How To Create Successful Agency Succession Planning
Think of your business as a relay race, and youve just run a great first leg. Now what? Will the next runner drop the baton? Is there even a next runner? Researching, developing and executing a thorough succession plan keeps the relay running forward when you plan to exit the race, or if your exit comes unexpectedly.
We all know that large corporations spend considerable time and resources on succession planning. Remember when legendary CEO Jack Welch retired from GE? There was no mad scramble for the top spot. There was an orderly transition–for GE employees, for GE customers and, importantly, for GEs stock price. GE had a thorough succession plan.
The goal for any succession plan should be to provide the road map for a business to continue as a successful operation in the event of its leaders departure, whether that departure is planned or completely unexpected due to a life-threatening experience, such as a heart attack.

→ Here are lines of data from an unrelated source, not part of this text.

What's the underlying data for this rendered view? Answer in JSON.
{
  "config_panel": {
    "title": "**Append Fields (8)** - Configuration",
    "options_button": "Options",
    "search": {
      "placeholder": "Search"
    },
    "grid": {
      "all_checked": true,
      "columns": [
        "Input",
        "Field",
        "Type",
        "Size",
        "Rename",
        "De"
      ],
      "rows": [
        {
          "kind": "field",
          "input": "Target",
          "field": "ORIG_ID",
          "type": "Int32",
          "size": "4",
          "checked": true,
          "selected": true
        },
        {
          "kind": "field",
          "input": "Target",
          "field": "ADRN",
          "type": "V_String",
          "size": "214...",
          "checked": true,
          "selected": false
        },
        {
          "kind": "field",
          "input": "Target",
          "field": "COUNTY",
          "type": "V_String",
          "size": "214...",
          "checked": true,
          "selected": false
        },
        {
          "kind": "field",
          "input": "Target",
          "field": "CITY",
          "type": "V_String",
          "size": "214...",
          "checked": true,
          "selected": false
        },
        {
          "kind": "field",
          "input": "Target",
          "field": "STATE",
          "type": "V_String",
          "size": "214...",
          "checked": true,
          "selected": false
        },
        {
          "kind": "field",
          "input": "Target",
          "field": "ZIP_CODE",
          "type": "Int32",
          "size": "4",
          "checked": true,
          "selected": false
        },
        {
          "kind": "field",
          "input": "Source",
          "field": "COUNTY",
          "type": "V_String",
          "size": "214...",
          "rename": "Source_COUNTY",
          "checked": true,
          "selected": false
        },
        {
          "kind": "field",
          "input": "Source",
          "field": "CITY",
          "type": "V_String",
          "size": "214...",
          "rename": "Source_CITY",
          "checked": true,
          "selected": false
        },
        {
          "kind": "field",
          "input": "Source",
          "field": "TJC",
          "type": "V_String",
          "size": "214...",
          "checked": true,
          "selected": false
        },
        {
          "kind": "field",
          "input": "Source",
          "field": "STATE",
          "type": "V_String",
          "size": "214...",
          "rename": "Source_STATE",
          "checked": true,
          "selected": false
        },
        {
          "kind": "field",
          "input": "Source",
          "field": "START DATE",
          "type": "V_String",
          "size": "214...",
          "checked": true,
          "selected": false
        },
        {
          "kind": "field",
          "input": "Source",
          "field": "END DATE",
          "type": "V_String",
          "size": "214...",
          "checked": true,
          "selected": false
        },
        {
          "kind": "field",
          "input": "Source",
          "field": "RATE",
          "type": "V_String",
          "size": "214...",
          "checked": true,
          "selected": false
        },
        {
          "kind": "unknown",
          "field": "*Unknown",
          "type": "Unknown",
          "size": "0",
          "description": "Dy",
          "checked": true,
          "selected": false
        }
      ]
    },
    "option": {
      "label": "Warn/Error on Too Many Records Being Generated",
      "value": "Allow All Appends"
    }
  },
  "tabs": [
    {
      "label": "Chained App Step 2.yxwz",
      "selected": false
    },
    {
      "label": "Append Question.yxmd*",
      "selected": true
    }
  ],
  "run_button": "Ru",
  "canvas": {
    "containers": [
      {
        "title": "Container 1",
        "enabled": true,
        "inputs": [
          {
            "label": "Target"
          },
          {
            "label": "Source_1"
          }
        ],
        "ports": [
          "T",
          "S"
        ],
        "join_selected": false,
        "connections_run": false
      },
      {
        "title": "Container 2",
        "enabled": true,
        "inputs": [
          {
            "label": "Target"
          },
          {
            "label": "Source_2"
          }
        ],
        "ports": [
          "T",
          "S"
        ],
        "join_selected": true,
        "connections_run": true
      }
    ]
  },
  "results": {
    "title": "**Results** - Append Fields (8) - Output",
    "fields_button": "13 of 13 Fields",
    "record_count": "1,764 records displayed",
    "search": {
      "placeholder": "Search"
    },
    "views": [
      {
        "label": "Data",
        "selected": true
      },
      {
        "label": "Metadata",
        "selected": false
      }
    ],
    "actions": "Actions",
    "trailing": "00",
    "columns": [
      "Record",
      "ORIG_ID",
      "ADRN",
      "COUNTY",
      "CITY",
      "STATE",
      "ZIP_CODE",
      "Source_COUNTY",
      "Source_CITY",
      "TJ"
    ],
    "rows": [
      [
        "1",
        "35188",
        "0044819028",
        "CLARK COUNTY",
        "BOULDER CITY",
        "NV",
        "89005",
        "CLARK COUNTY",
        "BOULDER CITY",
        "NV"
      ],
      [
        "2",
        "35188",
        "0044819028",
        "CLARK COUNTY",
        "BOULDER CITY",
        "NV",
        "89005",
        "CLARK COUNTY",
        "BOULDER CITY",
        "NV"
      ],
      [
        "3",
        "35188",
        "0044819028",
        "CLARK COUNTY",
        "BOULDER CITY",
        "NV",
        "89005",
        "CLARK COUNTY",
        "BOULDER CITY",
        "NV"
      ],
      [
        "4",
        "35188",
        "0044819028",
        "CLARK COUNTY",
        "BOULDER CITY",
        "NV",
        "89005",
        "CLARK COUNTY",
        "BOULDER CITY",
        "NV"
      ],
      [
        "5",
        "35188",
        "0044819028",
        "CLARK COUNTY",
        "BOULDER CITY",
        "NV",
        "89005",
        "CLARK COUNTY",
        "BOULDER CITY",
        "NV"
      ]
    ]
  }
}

Its no less important for senior agents to have a succession plan than it is for major corporations.
For you, a successful succession can preserve the value of your practice and provide for you in retirement or for your family following your death. For your clients, it can provide the ongoing support and services necessary to help them meet long-term financial goals. And for your successor, it can greatly increase the probability of success.
With business succession planning, just as in the relay race, youre passing the baton–youre passing the responsibility for running a business and youre passing the trust, respect, and goodwill that youve cultivated with your clients. To do this successfully, try following these basic, proven steps:
1. Define your objective. Do you want to retire from your practice in 10 years? Five? Two? Do you want to keep a hand in the business or leave completely? Also, because accidents happen, be sure to address the contingency that today, tomorrow or the next day will be your last.
2. Appraise your business. Since your own assessment is necessarily biased, its a good idea to invest in a formal valuation of your practice. That way, an objective professional will have established the starting point for negotiations with your successor.